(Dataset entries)
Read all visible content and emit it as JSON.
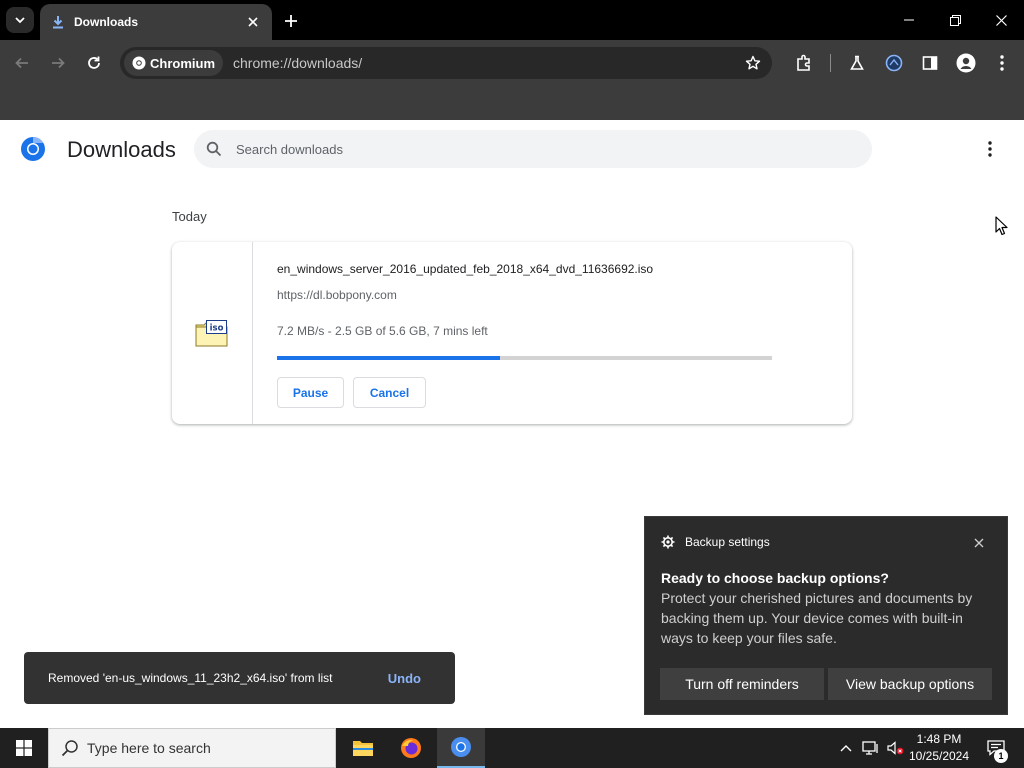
{
  "browser": {
    "tab_title": "Downloads",
    "site_chip": "Chromium",
    "url": "chrome://downloads/"
  },
  "page": {
    "title": "Downloads",
    "search_placeholder": "Search downloads",
    "section_label": "Today"
  },
  "download": {
    "file_name": "en_windows_server_2016_updated_feb_2018_x64_dvd_11636692.iso",
    "source": "https://dl.bobpony.com",
    "status": "7.2 MB/s - 2.5 GB of 5.6 GB, 7 mins left",
    "progress_fraction": 0.45,
    "icon_label": "iso",
    "pause_label": "Pause",
    "cancel_label": "Cancel"
  },
  "snackbar": {
    "message": "Removed 'en-us_windows_11_23h2_x64.iso' from list",
    "undo_label": "Undo"
  },
  "toast": {
    "app_name": "Backup settings",
    "title": "Ready to choose backup options?",
    "body": "Protect your cherished pictures and documents by backing them up. Your device comes with built-in ways to keep your files safe.",
    "btn_turn_off": "Turn off reminders",
    "btn_view": "View backup options"
  },
  "taskbar": {
    "search_placeholder": "Type here to search",
    "time": "1:48 PM",
    "date": "10/25/2024",
    "notification_count": "1"
  },
  "colors": {
    "accent": "#1a73e8",
    "progress_track": "#d3d3d3",
    "snackbar_bg": "#323232",
    "snackbar_action": "#8ab4f8",
    "toast_bg": "#2b2b2b",
    "taskbar_bg": "#202020"
  }
}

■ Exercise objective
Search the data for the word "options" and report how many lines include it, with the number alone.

■ Worked solution
2